Look through the data below and show every line that includes "circle".
>>
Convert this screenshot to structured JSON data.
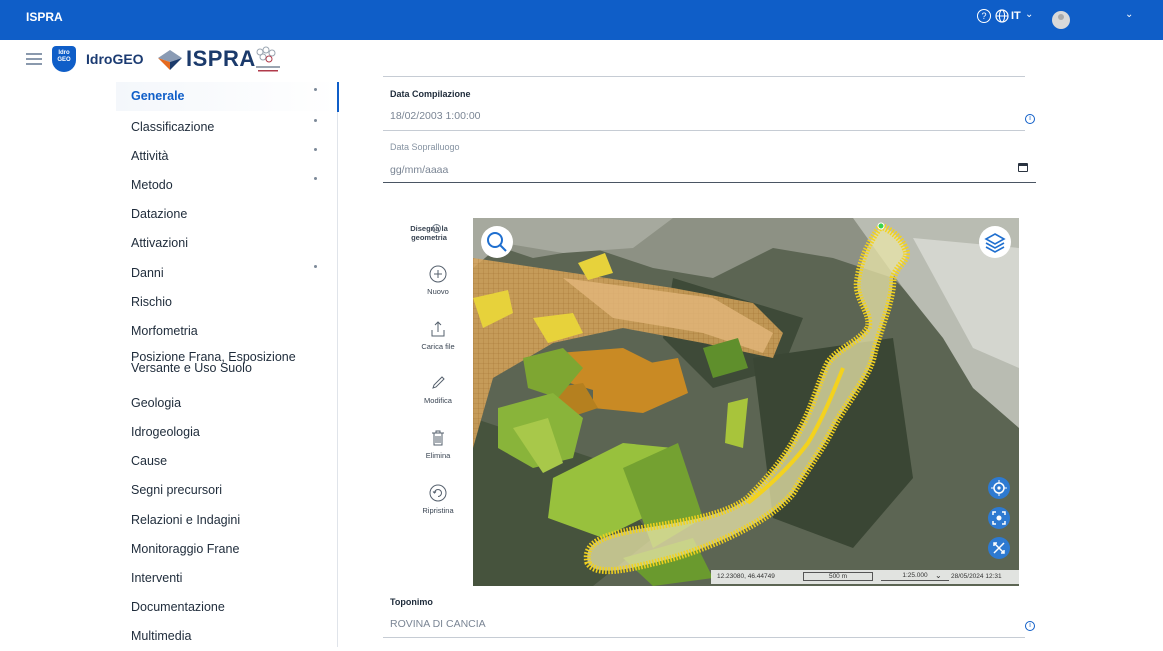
{
  "topbar": {
    "brand": "ISPRA",
    "help_icon": "question-circle-icon",
    "globe_icon": "globe-icon",
    "language": "IT",
    "user_icon": "avatar-icon",
    "colors": {
      "primary": "#0f5ec8"
    }
  },
  "header": {
    "app_name": "IdroGEO",
    "org_name": "ISPRA",
    "idro_badge": "Idro GEO"
  },
  "sidebar": {
    "items": [
      {
        "label": "Generale",
        "active": true,
        "marker": true
      },
      {
        "label": "Classificazione",
        "marker": true
      },
      {
        "label": "Attività",
        "marker": true
      },
      {
        "label": "Metodo",
        "marker": true
      },
      {
        "label": "Datazione"
      },
      {
        "label": "Attivazioni"
      },
      {
        "label": "Danni",
        "marker": true
      },
      {
        "label": "Rischio"
      },
      {
        "label": "Morfometria"
      },
      {
        "label": "Posizione Frana, Esposizione Versante e Uso Suolo"
      },
      {
        "label": "Geologia"
      },
      {
        "label": "Idrogeologia"
      },
      {
        "label": "Cause"
      },
      {
        "label": "Segni precursori"
      },
      {
        "label": "Relazioni e Indagini"
      },
      {
        "label": "Monitoraggio Frane"
      },
      {
        "label": "Interventi"
      },
      {
        "label": "Documentazione"
      },
      {
        "label": "Multimedia"
      }
    ]
  },
  "form": {
    "data_compilazione": {
      "label": "Data Compilazione",
      "value": "18/02/2003 1:00:00",
      "info_icon": "info-icon"
    },
    "data_sopralluogo": {
      "label": "Data Sopralluogo",
      "placeholder": "gg/mm/aaaa",
      "calendar_icon": "calendar-icon"
    },
    "toponimo": {
      "label": "Toponimo",
      "value": "ROVINA DI CANCIA",
      "info_icon": "info-icon"
    }
  },
  "map_tools": {
    "title": "Disegna la geometria",
    "tools": [
      {
        "label": "Nuovo",
        "icon": "plus-circle-icon"
      },
      {
        "label": "Carica file",
        "icon": "upload-icon"
      },
      {
        "label": "Modifica",
        "icon": "pencil-icon"
      },
      {
        "label": "Elimina",
        "icon": "trash-icon"
      },
      {
        "label": "Ripristina",
        "icon": "refresh-icon"
      }
    ]
  },
  "map": {
    "coordinates": "12.23080, 46.44749",
    "scale_distance": "500 m",
    "scale_ratio": "1:25.000",
    "timestamp": "28/05/2024 12:31",
    "buttons": [
      "search-icon",
      "layers-icon",
      "locate-icon",
      "center-icon",
      "fullscreen-icon"
    ]
  }
}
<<
**Reply**
    "help_icon": "question-circle-icon",
        "icon": "plus-circle-icon"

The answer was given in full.